Even though blanketing this winter was a struggle, Eve definitely is still looking the best she’s ever looked coming out of winter. Winter here is – god willing – almost over. And you can tell Eve has definitely lost some weight, but it’s not nearly as dramatic as the two previous years. This will be the first year at age 29 that Eve has successfully maintained her weight through winter!
Takeaway #1: While Eve’s weight supplement didn’t get Eve to her ideal weight, it definitely helped keep her from reverting back to her emaciated look through the winter. I probably could’ve also given her more weight supplement or added something else to her food, but I wanted to keep it simple. And I was still terrified of her becoming obese – because as you can see in the pics above, under the right circumstances she does seriously blow the F up like a balloon. And it is much harder to lose weight than to gain! So now that Eve has extra weight, we have to do light exercise/riding this spring/summer.
Takeaway #2: Without grass, Eve is a hard keeper. The pics show what this horse looks like with no grass. People had suggested I give Eve alfalfa as a substitute, but Eve was a founder case so alfalfa is a no-no. But our last barn had hardly any grass and pretty terrible choice hay, so Eve had it rough. The hay wasn’t bad all the time, but if 2 days out of the week, Eve’s not eating hay in her stall because the bale is bad, it’s going to affect her body weight.

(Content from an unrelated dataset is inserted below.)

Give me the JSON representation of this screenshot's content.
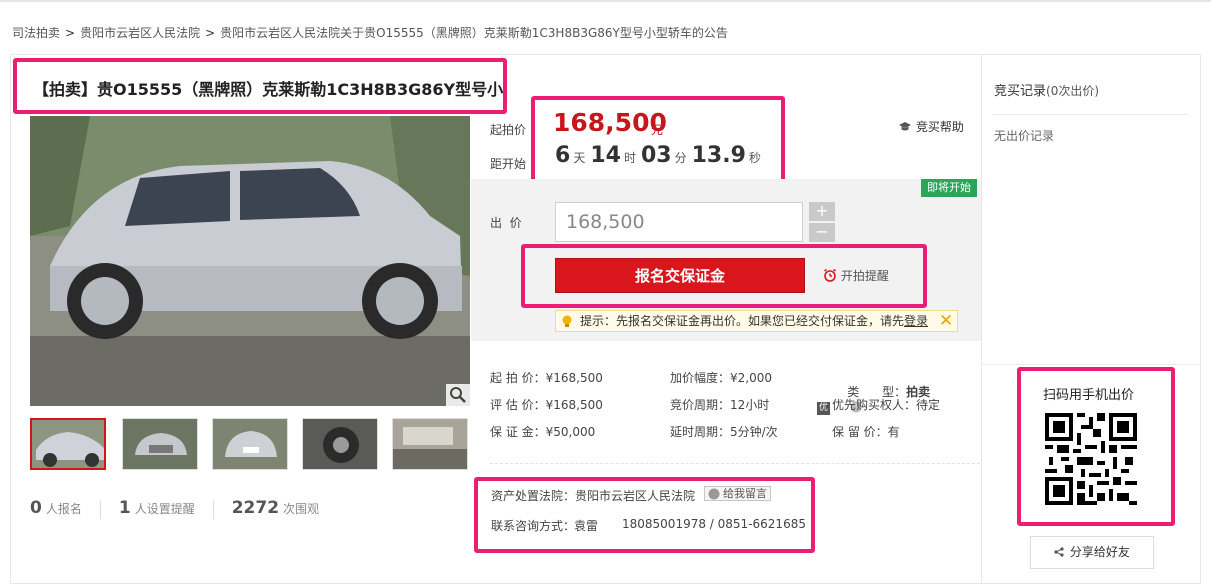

Takeaway #3: When Eve started dropping weight, everyone told me “well, she IS 27 years old. It happens.” If you have a horse that is generally an easy keeper, then all of a sudden is not an easy keeper, investigate. I knew Eve would gain back all the weight she had lost over the years; I just didn’t know how we were going to do it. But I knew it was possible under the right circumstances. And we found those circumstances. It’s a competent staff, a consistent feeding schedule, quality hay and lots of grass. But don’t let anyone tell you that your horse can’t gain weight anymore because they’re old. That’s some grade A bullsh*t.